• [YOUR INSTRUCTIONS]: What lines in the records below hold the string "elit"? Please show them.

• [Component data from apps and pages]:

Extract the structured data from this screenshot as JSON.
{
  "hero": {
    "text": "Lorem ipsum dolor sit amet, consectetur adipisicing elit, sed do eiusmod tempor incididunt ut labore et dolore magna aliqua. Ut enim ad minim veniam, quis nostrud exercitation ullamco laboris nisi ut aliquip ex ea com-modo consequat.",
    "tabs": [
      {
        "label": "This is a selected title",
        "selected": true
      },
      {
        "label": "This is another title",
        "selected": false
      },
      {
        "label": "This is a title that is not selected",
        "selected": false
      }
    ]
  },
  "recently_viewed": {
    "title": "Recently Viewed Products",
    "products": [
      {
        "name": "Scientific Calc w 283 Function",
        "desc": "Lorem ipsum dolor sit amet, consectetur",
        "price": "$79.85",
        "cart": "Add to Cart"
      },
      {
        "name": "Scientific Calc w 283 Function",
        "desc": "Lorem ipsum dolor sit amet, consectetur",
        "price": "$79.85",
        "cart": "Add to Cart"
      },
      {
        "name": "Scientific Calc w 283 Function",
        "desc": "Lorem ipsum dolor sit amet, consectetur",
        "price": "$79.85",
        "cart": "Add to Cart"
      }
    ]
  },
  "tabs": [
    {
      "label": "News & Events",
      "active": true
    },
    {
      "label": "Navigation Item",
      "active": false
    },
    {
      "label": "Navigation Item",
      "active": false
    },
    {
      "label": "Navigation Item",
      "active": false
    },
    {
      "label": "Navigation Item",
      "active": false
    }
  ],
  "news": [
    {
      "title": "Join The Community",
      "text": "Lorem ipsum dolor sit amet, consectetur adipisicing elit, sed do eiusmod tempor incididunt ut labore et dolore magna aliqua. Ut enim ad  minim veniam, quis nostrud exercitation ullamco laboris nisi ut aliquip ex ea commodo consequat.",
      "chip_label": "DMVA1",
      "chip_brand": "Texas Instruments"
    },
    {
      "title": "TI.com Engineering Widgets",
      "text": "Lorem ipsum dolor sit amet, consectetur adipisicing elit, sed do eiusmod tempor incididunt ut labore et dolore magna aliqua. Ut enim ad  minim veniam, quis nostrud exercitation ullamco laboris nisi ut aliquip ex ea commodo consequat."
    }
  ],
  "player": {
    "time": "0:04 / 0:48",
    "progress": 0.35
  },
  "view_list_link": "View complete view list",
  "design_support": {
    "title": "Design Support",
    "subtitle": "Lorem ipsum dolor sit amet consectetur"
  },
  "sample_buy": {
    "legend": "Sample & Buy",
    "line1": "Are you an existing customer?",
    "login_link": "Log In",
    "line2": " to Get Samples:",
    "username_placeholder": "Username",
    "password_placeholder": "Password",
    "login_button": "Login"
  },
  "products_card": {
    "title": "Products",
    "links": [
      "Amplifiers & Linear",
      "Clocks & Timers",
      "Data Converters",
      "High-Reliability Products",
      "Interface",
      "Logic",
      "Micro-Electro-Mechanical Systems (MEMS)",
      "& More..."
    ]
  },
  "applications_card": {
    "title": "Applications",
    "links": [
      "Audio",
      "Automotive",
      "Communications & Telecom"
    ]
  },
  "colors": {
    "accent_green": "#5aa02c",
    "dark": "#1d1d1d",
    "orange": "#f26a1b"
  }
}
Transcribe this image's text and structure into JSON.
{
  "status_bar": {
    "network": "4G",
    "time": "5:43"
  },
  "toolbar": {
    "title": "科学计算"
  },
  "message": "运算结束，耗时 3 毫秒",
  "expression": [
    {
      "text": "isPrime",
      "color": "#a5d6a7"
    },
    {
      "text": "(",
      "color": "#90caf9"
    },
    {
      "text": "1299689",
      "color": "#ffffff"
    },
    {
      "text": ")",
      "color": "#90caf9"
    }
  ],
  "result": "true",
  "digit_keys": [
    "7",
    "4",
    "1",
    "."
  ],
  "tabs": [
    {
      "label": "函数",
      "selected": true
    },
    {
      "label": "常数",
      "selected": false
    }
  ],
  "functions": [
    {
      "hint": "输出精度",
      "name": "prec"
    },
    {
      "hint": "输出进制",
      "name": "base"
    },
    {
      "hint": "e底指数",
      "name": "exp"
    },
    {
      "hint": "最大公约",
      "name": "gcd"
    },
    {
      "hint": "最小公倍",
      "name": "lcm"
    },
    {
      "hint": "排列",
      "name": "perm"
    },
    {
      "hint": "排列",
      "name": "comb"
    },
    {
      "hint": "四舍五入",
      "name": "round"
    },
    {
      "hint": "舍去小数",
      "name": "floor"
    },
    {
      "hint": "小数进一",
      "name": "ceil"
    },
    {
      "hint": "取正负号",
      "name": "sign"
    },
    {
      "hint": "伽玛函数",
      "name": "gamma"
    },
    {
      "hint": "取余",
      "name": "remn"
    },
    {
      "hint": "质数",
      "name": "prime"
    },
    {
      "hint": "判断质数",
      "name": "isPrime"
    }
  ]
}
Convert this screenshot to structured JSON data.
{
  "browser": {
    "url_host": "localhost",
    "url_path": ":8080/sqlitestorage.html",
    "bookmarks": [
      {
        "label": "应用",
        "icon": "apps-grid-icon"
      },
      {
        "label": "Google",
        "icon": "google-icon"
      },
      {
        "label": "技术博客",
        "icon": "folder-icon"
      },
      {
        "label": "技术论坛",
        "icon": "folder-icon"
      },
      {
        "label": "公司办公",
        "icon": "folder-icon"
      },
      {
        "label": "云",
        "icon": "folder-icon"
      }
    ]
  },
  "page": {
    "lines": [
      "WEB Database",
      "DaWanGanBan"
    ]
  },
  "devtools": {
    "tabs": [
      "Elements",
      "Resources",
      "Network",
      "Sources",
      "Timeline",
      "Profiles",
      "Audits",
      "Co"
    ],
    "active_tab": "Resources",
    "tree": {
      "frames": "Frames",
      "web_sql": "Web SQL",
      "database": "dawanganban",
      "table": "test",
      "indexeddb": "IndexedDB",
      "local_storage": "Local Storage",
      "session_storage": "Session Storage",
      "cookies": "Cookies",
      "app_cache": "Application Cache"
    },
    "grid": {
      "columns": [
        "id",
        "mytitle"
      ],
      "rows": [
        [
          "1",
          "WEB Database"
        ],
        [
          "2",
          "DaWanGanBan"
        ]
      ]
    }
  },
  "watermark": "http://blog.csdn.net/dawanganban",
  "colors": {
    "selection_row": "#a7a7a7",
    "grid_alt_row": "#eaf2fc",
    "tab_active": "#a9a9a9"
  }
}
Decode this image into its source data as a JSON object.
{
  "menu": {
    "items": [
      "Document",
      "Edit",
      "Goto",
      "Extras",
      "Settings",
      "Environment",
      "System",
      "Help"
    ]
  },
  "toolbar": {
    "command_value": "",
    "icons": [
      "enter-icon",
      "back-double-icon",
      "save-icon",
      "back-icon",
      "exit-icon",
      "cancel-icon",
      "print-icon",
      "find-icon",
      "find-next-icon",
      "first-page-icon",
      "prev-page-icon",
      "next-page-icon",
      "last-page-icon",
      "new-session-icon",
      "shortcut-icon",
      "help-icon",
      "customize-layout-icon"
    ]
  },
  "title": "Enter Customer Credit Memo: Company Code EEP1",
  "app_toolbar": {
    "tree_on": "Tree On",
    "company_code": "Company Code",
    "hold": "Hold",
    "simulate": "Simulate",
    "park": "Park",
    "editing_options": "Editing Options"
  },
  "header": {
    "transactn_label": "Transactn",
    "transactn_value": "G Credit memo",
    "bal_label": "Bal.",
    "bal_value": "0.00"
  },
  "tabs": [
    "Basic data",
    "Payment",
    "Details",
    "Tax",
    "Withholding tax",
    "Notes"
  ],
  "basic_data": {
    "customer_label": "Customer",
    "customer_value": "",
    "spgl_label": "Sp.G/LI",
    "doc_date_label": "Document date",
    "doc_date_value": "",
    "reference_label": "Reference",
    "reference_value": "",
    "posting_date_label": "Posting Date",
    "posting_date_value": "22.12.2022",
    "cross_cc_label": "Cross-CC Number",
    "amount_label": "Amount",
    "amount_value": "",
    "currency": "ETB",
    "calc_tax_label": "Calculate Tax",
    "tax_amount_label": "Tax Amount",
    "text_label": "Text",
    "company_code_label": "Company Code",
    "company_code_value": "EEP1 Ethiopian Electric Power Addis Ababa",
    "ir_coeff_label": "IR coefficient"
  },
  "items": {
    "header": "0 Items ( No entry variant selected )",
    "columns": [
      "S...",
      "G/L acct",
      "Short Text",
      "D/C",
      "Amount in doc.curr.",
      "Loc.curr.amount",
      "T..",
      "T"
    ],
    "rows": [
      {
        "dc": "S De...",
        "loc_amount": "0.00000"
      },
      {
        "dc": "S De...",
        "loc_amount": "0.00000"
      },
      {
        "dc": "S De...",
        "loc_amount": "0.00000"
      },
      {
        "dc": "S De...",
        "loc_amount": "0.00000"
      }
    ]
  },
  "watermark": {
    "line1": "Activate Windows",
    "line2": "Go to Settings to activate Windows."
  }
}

• [EXPECTED ANSWER]:
    "text": "Lorem ipsum dolor sit amet, consectetur adipisicing elit, sed do eiusmod tempor incididunt ut labore et dolore magna aliqua. Ut enim ad minim veniam, quis nostrud exercitation ullamco laboris nisi ut aliquip ex ea com-modo consequat.",
      "text": "Lorem ipsum dolor sit amet, consectetur adipisicing elit, sed do eiusmod tempor incididunt ut labore et dolore magna aliqua. Ut enim ad  minim veniam, quis nostrud exercitation ullamco laboris nisi ut aliquip ex ea commodo consequat.",
      "text": "Lorem ipsum dolor sit amet, consectetur adipisicing elit, sed do eiusmod tempor incididunt ut labore et dolore magna aliqua. Ut enim ad  minim veniam, quis nostrud exercitation ullamco laboris nisi ut aliquip ex ea commodo consequat."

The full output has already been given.